Paper Bark (Melaleuca viridiflora). A different and smaller paperbark is growing along this part of the track. See if you can spot all three different types of paperbark.

Bats Wing Coral Tree (Erythrina vespertillo). This tree has a unique relationship with edible frogs that are often found near its water-laden roots. These roots may be chewed to obtain water. The light, tough timber was ideal for shields and wooden carrying troughs. The bright orange, poisonous, bean-like seeds that are released when the ripe pods curl back, were used for ornament and decoration. Hunderds would be threaded on string for a necklace or other body ornaments. When boiled, the leaves could provide relief from colds and flu if inhaled. Post Number 12 is located back the way you have been come along the track to the right.

Bulrushes (Typha sp). The next section of the trail skirts around the edge of a sedgeland area. As you face the number 12 post, look about 20m ahead to a group of Bulrushes. They are dry brown in the dry season and the young shoots were eaten raw and the roots were rousted. Pollen from the flowers was eaten raw or baked. The sap provided protection against leeches.

This Wattle (Acacia crassicarpa) had edible gum which was soaked in water with honey to form a tofee. The roots were cooked and eaten and the wood was used for manufacturing weapons and tools.

Jungle Currant ( Antidesma ghaesemblilia). Here on the hillside you can see a number of useful species close together. The Jungle Currant produces currant-like fruit that provides an acid pulp around a central stone.

The Wombat Berry (Eustrephus latifolius) has sweet tasting edible tubers.

The roots of the Wattle (Acacia leptocarpa) were, like the Batwing Coral Tree, a source of water.

The fruit of the Burdekin Plum (Pleiogynium timorense) if still a popular food source.

The Peanut Tree or Monkey Nut (Sterculia quadrifida) had medicinal manufacturing and nutritional use. The leaves and bark was made into twine and nets. Its most strinking feature is the peanut-like seeds in leathery pods in the Spring. The next post number 19 is located further down the track into the park and on the right handside.

Boobialla Bush (Myoporum montanum). It produces very bitter but edible fruit.

Queensland Ebony (Diospyros ferrea) look for post near rock on the right side of the track. So far you have seen many possible uses that aborigines could have made of this environment. Bear in mind that this usage was offset by strong desire to conserve the available resources. Rather than exploit the environment totally and so cause extinction of some species, the Aborigines were aware of the need to allow species to regrow. For example, the wood of the Queensland Ebony (dark green leaves) was useful for making woomeras and spear tips. Its fruit was also very tasty. Selective use of the Ebony was necessary to ensure a continuing supply of woomeras, spear tips and fruit.

Crabs Eyes (Abrus precatorius). The hard seeds were used by Aboriginals to decorate Ceremonial objects. they are extremely poisonous.

The Rock Fig ( Ficus platypoda) provides edible fruits that are rather dry and tasteless unless soaked in water to make a pulp.

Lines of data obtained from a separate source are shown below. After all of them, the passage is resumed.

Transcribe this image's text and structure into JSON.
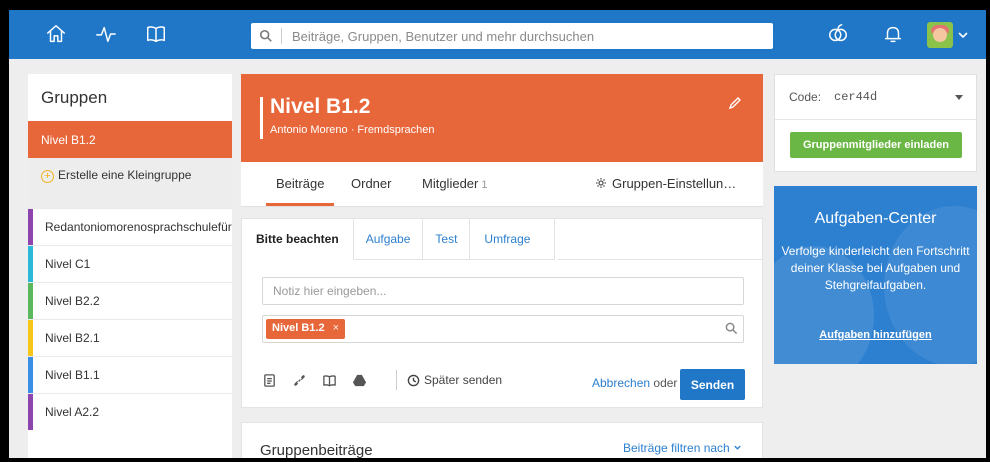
{
  "search": {
    "placeholder": "Beiträge, Gruppen, Benutzer und mehr durchsuchen"
  },
  "topbar": {
    "icons": [
      "home-icon",
      "activity-icon",
      "book-icon",
      "apple-icon",
      "bell-icon",
      "avatar",
      "chevron-down-icon"
    ]
  },
  "sidebar": {
    "title": "Gruppen",
    "active": "Nivel B1.2",
    "create_label": "Erstelle eine Kleingruppe",
    "items": [
      {
        "label": "Redantoniomorenosprachschulefür",
        "color": "#8e44ad"
      },
      {
        "label": "Nivel C1",
        "color": "#2bb8d8"
      },
      {
        "label": "Nivel B2.2",
        "color": "#5cb85c"
      },
      {
        "label": "Nivel B2.1",
        "color": "#f5c518"
      },
      {
        "label": "Nivel B1.1",
        "color": "#3a8ee6"
      },
      {
        "label": "Nivel A2.2",
        "color": "#8e44ad"
      }
    ]
  },
  "group": {
    "title": "Nivel B1.2",
    "subtitle": "Antonio Moreno · Fremdsprachen",
    "accent": "#e8673a"
  },
  "tabs": {
    "posts": "Beiträge",
    "folders": "Ordner",
    "members": "Mitglieder",
    "members_count": "1",
    "settings": "Gruppen-Einstellun…"
  },
  "composer": {
    "tabs": [
      "Bitte beachten",
      "Aufgabe",
      "Test",
      "Umfrage"
    ],
    "note_placeholder": "Notiz hier eingeben...",
    "chip_label": "Nivel B1.2",
    "chip_remove": "×",
    "later_label": "Später senden",
    "cancel_label": "Abbrechen",
    "or_label": "oder",
    "send_label": "Senden"
  },
  "posts": {
    "title": "Gruppenbeiträge",
    "filter_label": "Beiträge filtren nach"
  },
  "code": {
    "label": "Code:",
    "value": "cer44d",
    "invite_label": "Gruppenmitglieder einladen"
  },
  "task_center": {
    "title": "Aufgaben-Center",
    "text": "Verfolge kinderleicht den Fortschritt deiner Klasse bei Aufgaben und Stehgreifaufgaben.",
    "link": "Aufgaben hinzufügen"
  },
  "colors": {
    "primary": "#2077c7",
    "accent": "#e8673a",
    "green": "#6bb745"
  }
}
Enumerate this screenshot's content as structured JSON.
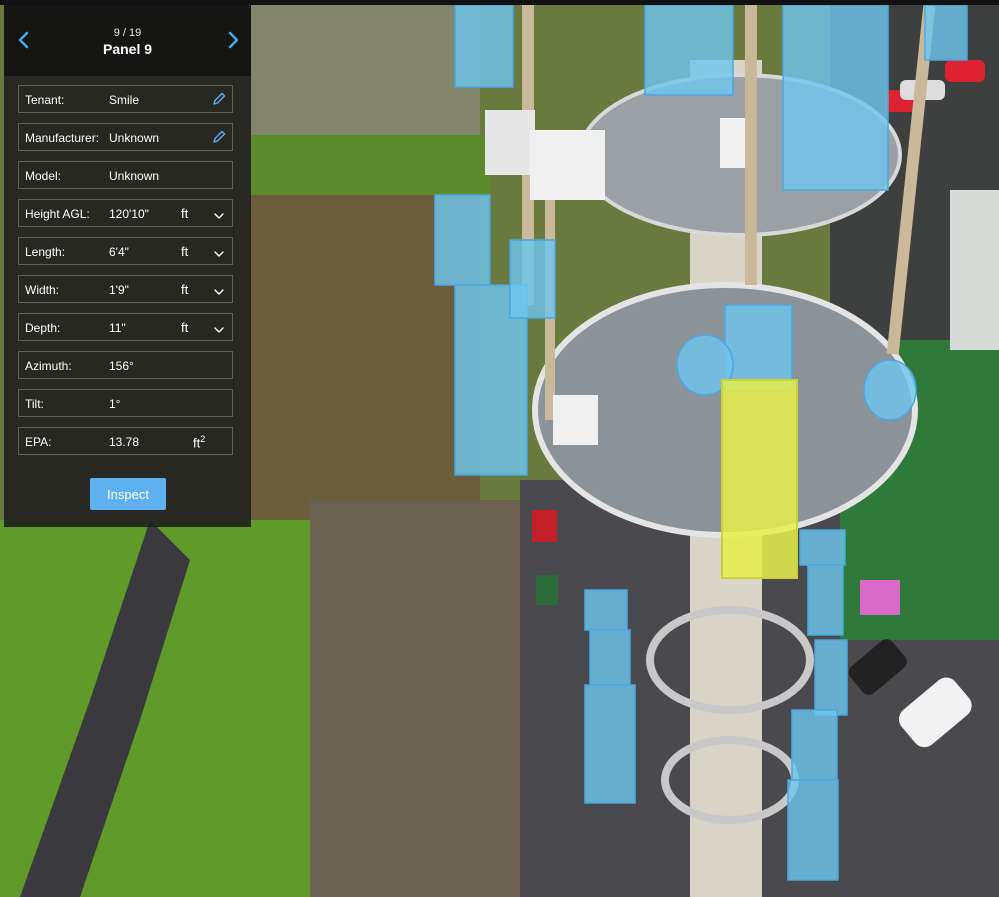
{
  "panel": {
    "counter": "9 / 19",
    "title": "Panel 9",
    "fields": [
      {
        "label": "Tenant:",
        "value": "Smile",
        "editable": true
      },
      {
        "label": "Manufacturer:",
        "value": "Unknown",
        "editable": true
      },
      {
        "label": "Model:",
        "value": "Unknown"
      },
      {
        "label": "Height AGL:",
        "value": "120'10\"",
        "unit": "ft",
        "dropdown": true
      },
      {
        "label": "Length:",
        "value": "6'4\"",
        "unit": "ft",
        "dropdown": true
      },
      {
        "label": "Width:",
        "value": "1'9\"",
        "unit": "ft",
        "dropdown": true
      },
      {
        "label": "Depth:",
        "value": "11\"",
        "unit": "ft",
        "dropdown": true
      },
      {
        "label": "Azimuth:",
        "value": "156°"
      },
      {
        "label": "Tilt:",
        "value": "1°"
      },
      {
        "label": "EPA:",
        "value": "13.78",
        "unit": "ft",
        "unit_sup": "2"
      }
    ],
    "inspect_label": "Inspect"
  },
  "colors": {
    "accent": "#5fb0ef",
    "nav_arrow": "#4aa8e8",
    "antenna_highlight": "#6ec6ef",
    "selected_panel": "#e6f04a"
  },
  "icons": {
    "prev": "chevron-left-icon",
    "next": "chevron-right-icon",
    "edit": "pencil-icon",
    "dropdown": "chevron-down-icon"
  }
}
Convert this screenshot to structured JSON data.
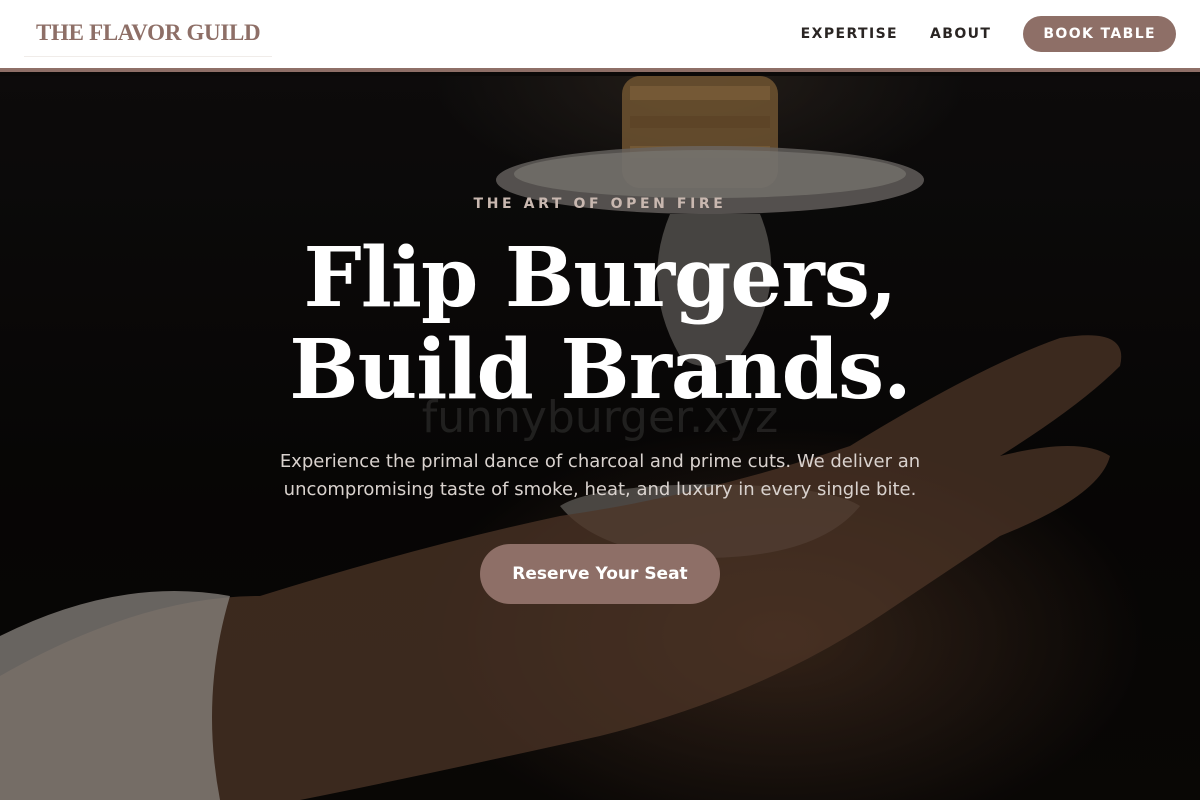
{
  "header": {
    "logo": "THE FLAVOR GUILD",
    "nav": [
      {
        "label": "EXPERTISE"
      },
      {
        "label": "ABOUT"
      }
    ],
    "book_button": "BOOK TABLE"
  },
  "hero": {
    "eyebrow": "THE ART OF OPEN FIRE",
    "headline_line1": "Flip Burgers,",
    "headline_line2": "Build Brands.",
    "subtext": "Experience the primal dance of charcoal and prime cuts. We deliver an uncompromising taste of smoke, heat, and luxury in every single bite.",
    "cta": "Reserve Your Seat",
    "watermark": "funnyburger.xyz"
  },
  "colors": {
    "accent": "#8e6f67",
    "header_bg": "#ffffff",
    "hero_bg": "#0b0908",
    "headline": "#ffffff"
  }
}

Here in the shade of the Fig Tree clinging to its rocky base, you will have reached the outer limit of the Bush Resources Circuit. However, this is not the full extent of the usable plants on the Town Common. The wetlands, salt-pans and ranges contain many more resources. The wealth of the resources that of the thousands of years, was managed for perpetual usage. Is there a message here for us?